And that, she said, made her mad, sad, and afraid — and determined to go through with it, still fighting the guilt of stepping aside before.

Hall wrote of an incident that happened in her Chicago home. Her sister was visiting with a companion, and Hall ran downstairs when she heard strange noises. The companion claimed that Renate had fallen, but Hall kicked out the companion. The next morning, she found that her sister had let the person back into her home, and Hall kicked them both out. She wrote that the incident left them not speaking to each other for months, and even years after Renate's murder, Hall says it's that incident that remains the source of the guilt she still feels.

Tamron Hall lost her father shortly after her sister's death

Renate, says People, was the daughter of Tamron Hall's stepfather, Clarence Newton Sr. For Father's Day in 2015, Hall looked back on the lessons she'd learned from the man who wasn't her biological father, but her true father in every other sense of the word. She credited him for her work ethic, her sense of order, and her respect for others, saying that it was his influence that ultimately made her a success on morning television (via TODAY).
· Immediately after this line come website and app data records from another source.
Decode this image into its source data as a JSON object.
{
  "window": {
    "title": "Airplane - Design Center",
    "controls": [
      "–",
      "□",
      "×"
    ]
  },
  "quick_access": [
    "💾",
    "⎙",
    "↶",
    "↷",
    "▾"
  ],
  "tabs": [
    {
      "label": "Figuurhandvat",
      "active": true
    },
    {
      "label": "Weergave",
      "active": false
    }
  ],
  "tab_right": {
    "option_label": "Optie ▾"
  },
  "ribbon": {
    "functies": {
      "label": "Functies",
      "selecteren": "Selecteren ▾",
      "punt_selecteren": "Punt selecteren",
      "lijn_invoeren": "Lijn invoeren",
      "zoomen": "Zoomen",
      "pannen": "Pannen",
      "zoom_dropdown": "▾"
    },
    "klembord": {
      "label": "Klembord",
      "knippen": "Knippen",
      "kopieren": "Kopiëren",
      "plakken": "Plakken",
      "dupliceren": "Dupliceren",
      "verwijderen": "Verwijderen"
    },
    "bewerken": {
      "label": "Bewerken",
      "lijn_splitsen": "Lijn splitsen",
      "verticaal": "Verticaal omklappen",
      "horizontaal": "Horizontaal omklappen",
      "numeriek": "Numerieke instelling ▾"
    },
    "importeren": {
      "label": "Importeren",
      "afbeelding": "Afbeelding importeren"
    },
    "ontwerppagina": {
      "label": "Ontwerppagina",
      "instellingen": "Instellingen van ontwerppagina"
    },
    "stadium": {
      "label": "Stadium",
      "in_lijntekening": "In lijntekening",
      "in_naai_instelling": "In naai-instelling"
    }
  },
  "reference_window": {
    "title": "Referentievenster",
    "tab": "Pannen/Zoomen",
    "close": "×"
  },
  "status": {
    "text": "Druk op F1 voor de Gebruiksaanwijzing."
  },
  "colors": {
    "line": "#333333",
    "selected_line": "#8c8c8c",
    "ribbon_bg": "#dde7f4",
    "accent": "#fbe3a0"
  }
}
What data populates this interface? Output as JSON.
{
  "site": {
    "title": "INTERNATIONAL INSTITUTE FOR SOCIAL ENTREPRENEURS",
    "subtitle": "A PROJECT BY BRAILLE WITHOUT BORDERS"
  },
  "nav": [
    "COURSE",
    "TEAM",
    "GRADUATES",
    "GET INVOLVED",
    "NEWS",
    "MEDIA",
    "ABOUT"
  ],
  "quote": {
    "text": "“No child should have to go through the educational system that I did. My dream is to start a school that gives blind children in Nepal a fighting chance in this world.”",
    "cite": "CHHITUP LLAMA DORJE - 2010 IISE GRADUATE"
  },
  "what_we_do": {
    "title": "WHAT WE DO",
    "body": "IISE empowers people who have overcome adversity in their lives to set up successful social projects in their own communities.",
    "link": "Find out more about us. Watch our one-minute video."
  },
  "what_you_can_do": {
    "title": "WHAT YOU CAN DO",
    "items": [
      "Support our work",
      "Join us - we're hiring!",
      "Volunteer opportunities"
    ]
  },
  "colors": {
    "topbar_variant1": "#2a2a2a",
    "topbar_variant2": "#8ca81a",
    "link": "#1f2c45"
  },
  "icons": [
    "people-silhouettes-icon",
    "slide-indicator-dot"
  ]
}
It wasn't the first time she'd spoken about him: In 2013, she talked about him as a part of TODAY's Inspired By series, saying that he was always there for her, always her biggest supporter, and always the father she needed. She said then that she was with him during an illness and when he passed away, and it wasn't until the following year that she revealed (via TODAY) that he died not long after Renate was killed.

Hall said that her mother believed he had died of a broken heart.

The tragedy led her to the Purple Leash Project

Tamron Hall spoke with Yahoo! during 2020's National Domestic Violence Awareness Month, and was open about the fact that it had taken her family a long time before they were able to talk about what had happened to her sister. "We hunkered down and embraced each other, but we did not know how to share her story," she said. Since starting to speak publicly about the tragedy in hopes of raising awareness of a shockingly widespread problem, Hall has started to shift her focus to another part of the problem: pets.

Renate, she shared, had a dog that she was completely and utterly devoted to. Her dog's name was Mini-Me, and Hall still remembers the moment when she had first wondered if a lack of pet-friendly resources for those fleeing situations of domestic violence had prevented her sister from leaving. "I wondered, 'Did she stay in the situation she was in because she didn't know where she would go or where she would take her dog?'"

Estimates suggest that around 48% of people who stay in abusive relationships decide to stay because they have no safe place to go where their pets could go with them — and rather than leave them alone with an abuser, they stay. Organizations are trying to change that: Hall has since partnered with Purina's Purple Leash Project, which is working to help provide a safe place for the pets of domestic abuse survivors.

Tamron Hall and her nephew have started working with a domestic violence charity

When Tamron Hall invited her nephew, Leroy Moore, on her Tamron Hall Show to speak about their family's tragic loss, they talked about how she had suggested working with an organization called Safe Horizon as a way to help themselves heal. She spoke about how incredibly proud she was of her nephew, who stepped up and embraced volunteering wholeheartedly, hoping to not just help heal their wounds but also reach out to others. "I had to," Moore said. "I was the same way, I didn't talk about my mom's death for a long time. I kind of just shoved it away for 10 years. Then, I woke up one morning and decided that I had to own it."

The organization they support has been around since 1978, and according to its history, it started as an experimental program within the New York City justice system. Originally founded to protect and support witnesses who were afraid to testify in court, their services and reach expanded over the decades: Now, they work with more than 250,000 people each and every year.

Hall says that her work is far from done: She explained in an interview with WTKR, "This affects so many people. Your neighbors. Your co-workers. This is not something that happens in another neighborhood or to someone else's family. It's in all of our families."